Stepping onto the ice and into my own

Caley Chisholm

As a child I avoided embarrassment like the plague. The thought of feeling awkward, uncomfortable or insecure scared me. So like most fears, I buried them deep behind my cool exterior. Whenever these fears seemed to resurface, it felt like I had swallowed cotton. My face became engulfed in red heat and I would try desperately to blink tears away from my eyes. Nobody wants people to see them lose control over their emotions and become unintentionally vulnerable. I didn’t know about the power of vulnerability and it kept me engaging with my authentic self for many years.

Studies have shown that being vulnerable and allowing yourself to connect with others enables youth to have a positive personal identity. Starting with small acts of vulnerability is an easy way to adapt the practice into a habit.

Start practising with strangers. If you notice a new haircut on someone and it looks really nice, tell them! If a conversation steers towards an experience that you to have had, share your story! Tell someone how happy you are to have them in your life. Eventually sharing such small details will become second nature to you. Vocalizing your feelings regularly leads you to becoming more aware of them, thus allowing others to know more about you as well!

I recently decided to teach myself to skate. I avoided learning as a child because I didn’t want to fall in front of my peers. I allowed my fear of being vulnerable to hold me back from having fun as a kid but that wasn’t going to stop me anymore. I decided that since I was more confident in who I was as an individual, I might as well put myself out there and achieve something my younger self only dreamed of.
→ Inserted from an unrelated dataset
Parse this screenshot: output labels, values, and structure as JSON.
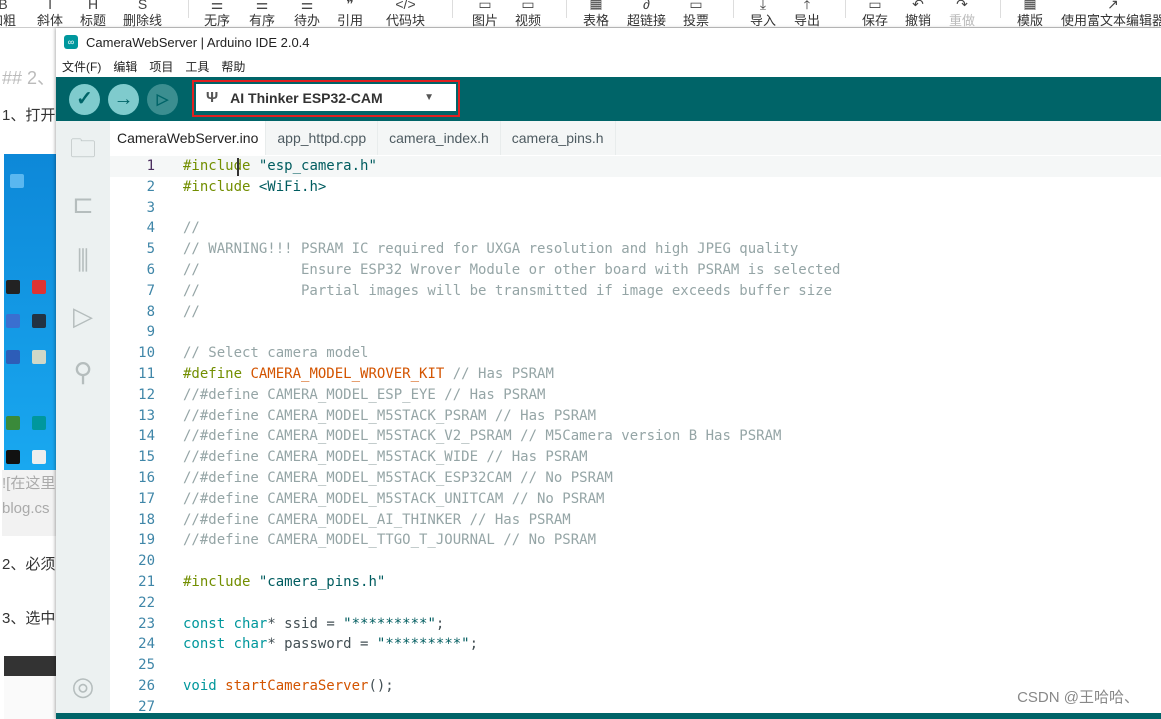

Like learning to be vulnerable, skating like a pro doesn’t happen overnight. I wasn’t going to deny that I would need help accomplishing this goal. I needed an Early Skating Learning Aid. A lot of people would have been embarrassed using one, but I had a goal and I wasn’t about to let perceived judgments from others stop me from doing something I wanted to do.

After a long week of trial and error, I finally managed to learn to skate. I felt more accomplished than I had in years and I realized it was because I had crossed the bridge of vulnerability and made it to my goal. I was elated and most of all I was proud that I had used my ability to be vulnerable to achieve something I had waited so long to do.

There is incredible happiness that comes with acknowledging your vulnerabilities. By allowing yourself to express your honest emotions, you gain control over them and you stop allowing others to have power over what you want to do. I have enforced my power over my vulnerabilities which disables anyone from using them against me, giving me the courage to follow my dreams. This has led me to enjoy life and be effortlessly happy. I no longer fear rejection or judgement because I know what I’m about and I know that at the end of the day nobody can make me feel anything that I am not comfortable with feeling.

Starting out small and being vulnerable in small scale situations that will eventually lead to long term positivity is the most fulfilling accomplishment in life. Learning how to allow yourself to be vulnerable doesn’t happen overnight but once you start practicing, it’s as easy as learning how to skate.

Photo Credit: V. Smolensky – Me using an Early Skating Learning Aid at the Halifax Oval Public Skate